Kashmiri Pandit food caught my eye a few months ago and I’ve since been obsessed with trying to recreate its flavours in my own kitchen. The difference between Kashmiri Hindu and Muslim cuisines is that the former uses quite a bit of asafoetida and yoghurt, whereas the latter depends on onion and garlic to create the base flavour of their dishes. The Kashmiri pandits don’t eat beef and both chicken and eggs are a more recent addition to their cuisine. Even the cuts of mutton that Kashmiri Pandits choose to eat are fatty cuts from the breast, neck, tail, loin and the fatty portion of the intestines.
We see a strong Awadhi influence in the food of the Kashmiri Pandits, who fry their meats in oil and yoghurt together with spices for quite some time. A typical Kashmiri Pandit gravy would have a base of hing (asafoetida), saunf (fennel seeds) and sonth (dry ginger) with yoghurt. This recipe for Shab Deg is one where mutton is cooked together with turnips long and slow to yield a deeply savoury taste. Shab stands for evening and Deg is the large vessel or pot it is cooked in, so Shab Deg is essentially mutton that is cooked through the evening in a deg that has been sealed tight, either by way of a heavy weight on top, foil, or a pardah / rolled out dough that traps the steam inside the deg, allowing everything to slow cook for a couple of hours.
A few pointers: I found that my packet garam masala did not work as well as a freshly pounded one for this recipe. The garam masalas I used here were badi elaichi, choti elaichi, laung, kali mirch, jeera, saunf, dalchini, tejpatta, star anise, javitri, jaiphal, laung and star anise. Before soaking the saffron in milk, on a mildly hot flat pan, heat the saffron strands gently, so as to dry roast them, then crumble into the milk. This helps extract the true flavour of the saffron.
Mutton 1 kg (ask your mutton shop for fatty cuts)
Ghee/ Mustard Oil 7 tbsp
Bay leaves 2
Black Cardamoms 2, crushed
Asafoetida 1/2 tsp mixed together with water
Sonth or Dry Ginger Powder 2 tsp
Ground cumin 1 tsp
Salt 1 tsp
Kashmiri Chilli Powder 1 tsp
Turnips 500g or an equal amount of Kohlrabi
Turmeric powder 1 tsp
Fennel powder 2 tsp
Sugar 3 tsp
Almond paste 1 1/2 tbsp
Poppy seed paste 2 tsp
Water approximately 4 cups
Saffron a large pinch of strands, soaked in 2 tbsp warm milk
Garam Masala (see pointers above) 1 tsp
Coriander leaves for garnishing
Clean and cut the mutton pieces into medium sized chunks.

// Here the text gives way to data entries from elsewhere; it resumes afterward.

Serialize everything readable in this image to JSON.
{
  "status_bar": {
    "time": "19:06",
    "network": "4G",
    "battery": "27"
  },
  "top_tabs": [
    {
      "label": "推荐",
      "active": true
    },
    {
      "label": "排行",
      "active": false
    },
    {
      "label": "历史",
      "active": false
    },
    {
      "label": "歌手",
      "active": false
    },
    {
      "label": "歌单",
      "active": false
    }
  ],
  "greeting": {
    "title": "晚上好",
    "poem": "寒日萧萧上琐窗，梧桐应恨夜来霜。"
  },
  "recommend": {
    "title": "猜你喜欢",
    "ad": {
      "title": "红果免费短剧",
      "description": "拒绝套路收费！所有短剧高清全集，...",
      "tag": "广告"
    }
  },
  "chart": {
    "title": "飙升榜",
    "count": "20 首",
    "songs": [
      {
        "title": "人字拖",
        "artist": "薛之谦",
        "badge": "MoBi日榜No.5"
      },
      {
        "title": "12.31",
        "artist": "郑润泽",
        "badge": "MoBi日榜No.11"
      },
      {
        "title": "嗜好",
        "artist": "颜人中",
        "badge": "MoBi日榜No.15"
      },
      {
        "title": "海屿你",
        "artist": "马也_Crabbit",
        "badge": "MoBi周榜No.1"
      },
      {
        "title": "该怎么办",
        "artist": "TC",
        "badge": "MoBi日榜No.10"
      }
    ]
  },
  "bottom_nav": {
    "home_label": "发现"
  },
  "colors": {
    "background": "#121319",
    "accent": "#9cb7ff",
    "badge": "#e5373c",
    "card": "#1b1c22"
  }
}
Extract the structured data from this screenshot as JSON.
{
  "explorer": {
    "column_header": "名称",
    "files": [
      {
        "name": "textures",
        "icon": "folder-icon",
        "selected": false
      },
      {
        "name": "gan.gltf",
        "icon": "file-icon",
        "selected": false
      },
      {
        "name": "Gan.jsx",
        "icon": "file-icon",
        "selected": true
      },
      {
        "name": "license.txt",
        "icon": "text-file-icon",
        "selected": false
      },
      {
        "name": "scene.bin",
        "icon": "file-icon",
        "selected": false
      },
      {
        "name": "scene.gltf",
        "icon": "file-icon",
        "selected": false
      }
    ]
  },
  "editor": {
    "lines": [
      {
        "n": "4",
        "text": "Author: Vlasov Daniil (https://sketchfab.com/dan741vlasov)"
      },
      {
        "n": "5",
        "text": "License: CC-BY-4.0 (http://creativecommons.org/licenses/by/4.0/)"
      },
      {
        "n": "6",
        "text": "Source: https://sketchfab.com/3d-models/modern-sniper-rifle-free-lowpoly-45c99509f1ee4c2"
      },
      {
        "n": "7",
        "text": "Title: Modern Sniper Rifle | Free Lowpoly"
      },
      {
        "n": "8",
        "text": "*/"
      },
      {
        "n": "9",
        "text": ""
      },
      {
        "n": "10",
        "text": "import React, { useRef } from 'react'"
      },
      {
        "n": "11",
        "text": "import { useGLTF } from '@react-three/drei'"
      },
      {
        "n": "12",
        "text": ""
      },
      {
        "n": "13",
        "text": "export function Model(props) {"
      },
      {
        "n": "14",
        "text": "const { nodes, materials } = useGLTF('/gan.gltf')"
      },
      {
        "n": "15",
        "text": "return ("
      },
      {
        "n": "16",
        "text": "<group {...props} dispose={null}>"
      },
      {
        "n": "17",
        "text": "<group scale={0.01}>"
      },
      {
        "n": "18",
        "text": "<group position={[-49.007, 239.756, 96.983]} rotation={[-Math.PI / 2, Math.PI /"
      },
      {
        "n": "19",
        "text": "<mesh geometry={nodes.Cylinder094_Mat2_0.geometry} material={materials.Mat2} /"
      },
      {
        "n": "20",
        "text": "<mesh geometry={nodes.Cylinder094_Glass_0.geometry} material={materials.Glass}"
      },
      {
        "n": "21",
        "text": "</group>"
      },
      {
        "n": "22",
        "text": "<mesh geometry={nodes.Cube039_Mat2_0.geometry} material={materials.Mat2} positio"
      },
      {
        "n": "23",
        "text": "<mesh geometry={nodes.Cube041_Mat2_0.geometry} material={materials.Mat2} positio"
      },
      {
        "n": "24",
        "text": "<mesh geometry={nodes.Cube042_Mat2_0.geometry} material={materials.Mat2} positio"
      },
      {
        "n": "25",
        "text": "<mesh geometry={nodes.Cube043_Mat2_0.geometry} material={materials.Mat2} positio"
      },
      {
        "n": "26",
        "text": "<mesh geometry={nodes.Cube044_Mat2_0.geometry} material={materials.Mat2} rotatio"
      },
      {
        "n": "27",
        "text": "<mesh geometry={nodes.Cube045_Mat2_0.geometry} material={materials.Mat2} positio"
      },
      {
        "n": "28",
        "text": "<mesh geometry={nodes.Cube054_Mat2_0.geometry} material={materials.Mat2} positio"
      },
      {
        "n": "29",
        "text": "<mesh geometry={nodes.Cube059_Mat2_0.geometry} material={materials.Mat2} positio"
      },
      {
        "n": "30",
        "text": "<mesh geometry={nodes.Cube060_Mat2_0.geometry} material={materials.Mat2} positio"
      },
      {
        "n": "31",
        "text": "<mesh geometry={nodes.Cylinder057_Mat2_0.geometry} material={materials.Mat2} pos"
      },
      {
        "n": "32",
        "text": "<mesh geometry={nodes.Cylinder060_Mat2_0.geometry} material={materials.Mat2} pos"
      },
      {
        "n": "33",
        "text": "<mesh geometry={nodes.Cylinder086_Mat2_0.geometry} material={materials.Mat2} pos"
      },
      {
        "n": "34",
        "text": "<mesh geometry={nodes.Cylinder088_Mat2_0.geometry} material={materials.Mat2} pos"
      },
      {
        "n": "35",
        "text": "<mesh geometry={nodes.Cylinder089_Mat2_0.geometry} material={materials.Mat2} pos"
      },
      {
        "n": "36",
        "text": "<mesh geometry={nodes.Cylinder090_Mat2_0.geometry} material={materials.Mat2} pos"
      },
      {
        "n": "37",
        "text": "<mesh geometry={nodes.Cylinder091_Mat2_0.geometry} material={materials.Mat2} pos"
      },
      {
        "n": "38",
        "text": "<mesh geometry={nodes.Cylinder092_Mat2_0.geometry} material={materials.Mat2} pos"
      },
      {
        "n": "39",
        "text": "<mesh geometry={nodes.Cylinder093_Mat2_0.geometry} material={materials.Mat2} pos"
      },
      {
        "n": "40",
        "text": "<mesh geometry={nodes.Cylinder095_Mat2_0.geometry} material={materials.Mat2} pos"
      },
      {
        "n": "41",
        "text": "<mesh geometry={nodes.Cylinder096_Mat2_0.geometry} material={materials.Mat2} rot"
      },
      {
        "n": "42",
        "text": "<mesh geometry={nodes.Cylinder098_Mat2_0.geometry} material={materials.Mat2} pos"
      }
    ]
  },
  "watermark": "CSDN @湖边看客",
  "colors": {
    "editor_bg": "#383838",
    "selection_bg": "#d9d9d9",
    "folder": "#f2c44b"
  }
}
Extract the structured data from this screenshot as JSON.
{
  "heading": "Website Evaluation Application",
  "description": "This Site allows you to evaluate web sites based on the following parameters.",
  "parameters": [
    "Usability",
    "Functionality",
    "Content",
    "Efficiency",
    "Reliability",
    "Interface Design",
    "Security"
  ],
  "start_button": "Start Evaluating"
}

In a deg or a heavy and deep bottomed vessel heat the ghee/mustard oil till it has reached smoking point. Add the bay leaves, cardamom, cloves, asafoetida and fry for a minute until they are sizzling.
Add in the pieces of mutton and fry this for about 4 minutes.
Meanwhile, mix together the yoghurt with the dry ginger powder, ground cumin, salt, chilli powder and add this to the pan. Keep stirring this mixture together and keep stirring it till it comes up to a boil. You want to keep frying the meat till it turns a good brown in colour. Add some teaspoons of water periodically.
Once it has browned, add in the sugar, turmeric powder, fennel powder the almond and the poppy seed pastes and fry for another minute till properly combined. Add to this the 4 cups of water and fish out the mutton pieces. Strain the gravy to remove the whole spices and introduce the mutton pieces back into the gravy and bring this up to a boil. Once it comes to a boil, turn the heat to the flame to low and seal the vessel with a fitted lid and put a weight on top to trap the steam inside. Leave this to cook on low all the way up till the meat becomes tender but not completely done.
Add in the turnips when the meat reaches this stage and once again, cook this covered slow all the way up till the turnips turn soft.
When the turnips are done and little gravy remains, add in the garam masala and the saffron soaked in milk. Mix everything gently being careful to not break the turnips or break down the mutton. Taste for salt.
Garnish this with fresh coriander and serve hot with steamed rice. I served it with pav and it was quite good with it too.